But I think we see her mettle here, too. She is unafraid to make amends, even when it means putting herself in the hands of people who know how she has used them. She knows what d’Essoms is capable of. Is she fearless or does she trust that her contract will protect her? Does she seek the pain to offset her emotional anguish? Perhaps a little of all these things, but I respect her courage.
We finally meet Barquiel L’Envers. How dangerous do you think this man is? What do you make of his history with Anafiel?
Ruthless, this one, isn’t he? I’m pretty sure he wouldn’t have bothered trying to go through official channels if Anafiel hadn’t insisted, and he clearly had his assassination backstop ready to go with no delay. Someone passed comment last week that for all the romantic trappings, there are plenty of thorns amongst the roses: there’s certainly no quarter given in politics, and a culture of love doesn’t make the d’Angelines soft-hearted. I love it.
Any other thoughts?
My heart exploded at Hyacinthe’s words to Phèdre after Baudoin’s execution:
We give each other what we can spare, and what we can accept
He is such a delightful blend of charming rogue and dedicated friend, and I love their bickering. But oh ho, what’s this:
And one day, when you have made your marque, you will no longer be a vrajna servant
Putting aside the sniff of romantic aspirations simmering away – this intrigues me because I hadn’t clocked that the blocker for Hyacinthe was her status as an indentured courtesan.
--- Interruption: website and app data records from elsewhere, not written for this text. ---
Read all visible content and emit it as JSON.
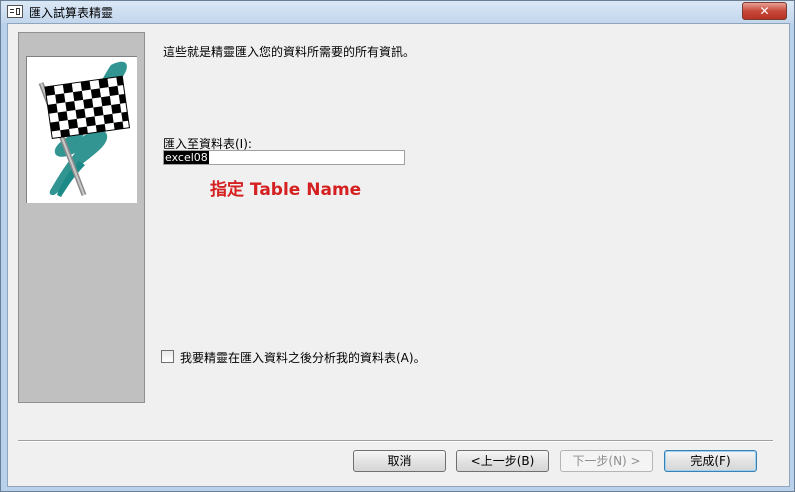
{
  "window": {
    "title": "匯入試算表精靈",
    "close_label": "✕"
  },
  "main": {
    "info_text": "這些就是精靈匯入您的資料所需要的所有資訊。",
    "table_label": "匯入至資料表(I):",
    "table_value": "excel08",
    "annotation": "指定 Table Name",
    "analyze_label": "我要精靈在匯入資料之後分析我的資料表(A)。",
    "analyze_checked": false
  },
  "buttons": {
    "cancel": "取消",
    "back": "<上一步(B)",
    "next": "下一步(N) >",
    "finish": "完成(F)"
  },
  "colors": {
    "annotation": "#d42020",
    "flag_teal": "#1c8a86"
  }
}
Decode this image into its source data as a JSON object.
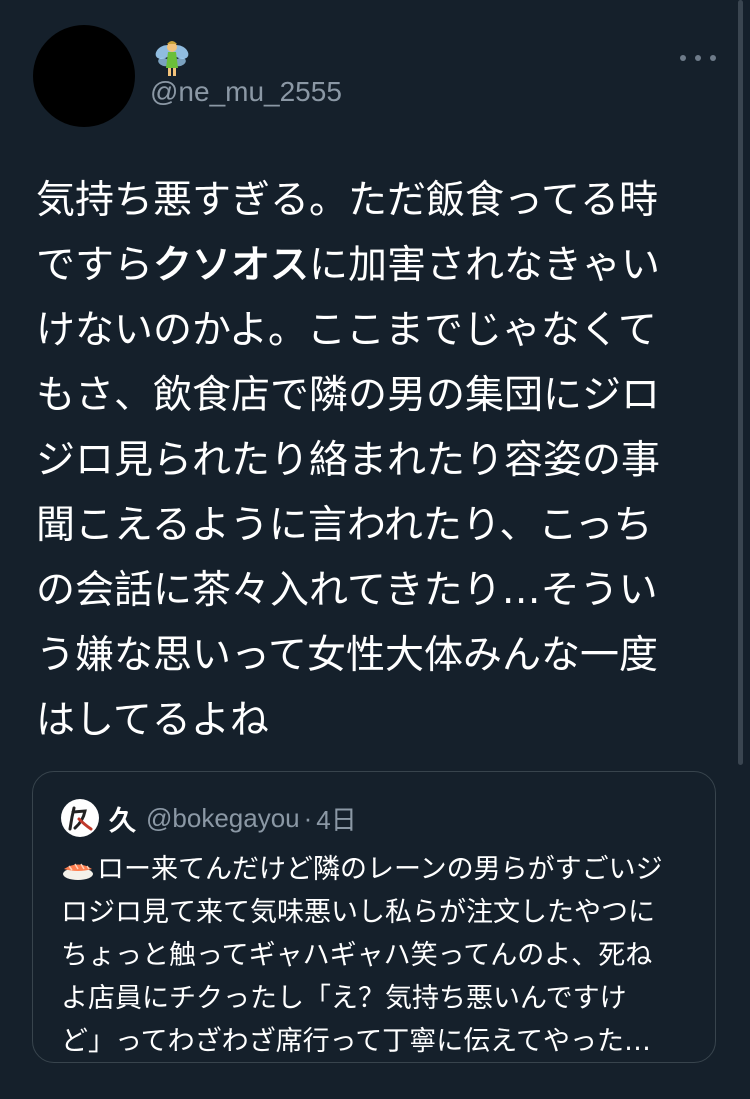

I had it down to her being d’Angeline or in Naamah’s service. It makes me like the Tsingani a little more, although I may be over-interpreting here – he may be assuming she’ll give up Naamah’s service, in which case he’s unexpectedly naive in addition to his other qualities.
“Protect and serve?”
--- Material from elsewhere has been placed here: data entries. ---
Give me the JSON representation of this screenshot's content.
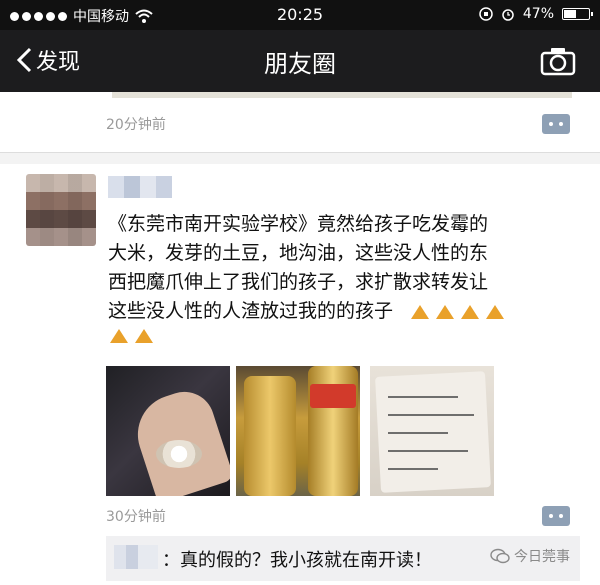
{
  "status_bar": {
    "carrier": "中国移动",
    "time": "20:25",
    "battery": "47%"
  },
  "nav": {
    "back_label": "发现",
    "title": "朋友圈"
  },
  "previous_post": {
    "time": "20分钟前"
  },
  "post": {
    "text_lines": [
      "《东莞市南开实验学校》竟然给孩子吃发霉的",
      "大米，发芽的土豆，地沟油，这些没人性的东",
      "西把魔爪伸上了我们的孩子，求扩散求转发让",
      "这些没人性的人渣放过我的的孩子"
    ],
    "time": "30分钟前"
  },
  "comment": {
    "text": "：真的假的？我小孩就在南开读！"
  },
  "watermark": "今日莞事"
}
Last thought for the week: Phèdre rescuing Joscelin from the teasing of the Eglantine adepts and their noble partners was pure delight.
But wait, this is a read-along – what did everybody else have to say?
- Week 1 | Books by Proxy | Book Forager | Dab of Darkness | Dear Geek Place | Fran Laniado | Green Tea Librarian | Natrosette | Peat Long | The Curious SFF Reader | There’s Always Room For One More | Zezee with Books
- Week 2 | Books by Proxy | Book Forager | Dab of Darkness | Dear Geek Place | Fran Laniado | Green Tea Librarian | Natrosette | Peat Long | The Curious SFF Reader | There’s Always Room For One More (that’s this post!) | Zezee with Books
Links will be added as they go live.
A Wyrd and Wonder read-along is a buddy read with weekly discussions via blog posts and/or chat in the comments. Read at your own pace – zoom ahead and we’ll catch you up; fall behind, and you can be sure we’ll still be happy to chat later. The full discussion schedule can be found on Goodreads.
If you fancy joining us, just drop a comment on the host’s post and/or on the Goodreads group each week if you write a blog post; jump into the comments to share your views; or tag us on Twitter @wyrdandwonder #ReadAsThouWilt
Please be mindful of our reading schedule – no spoilers for future weeks (or books!)
We’ll be back next week to discuss Chapters 32-47, hosted by Zezee with Books.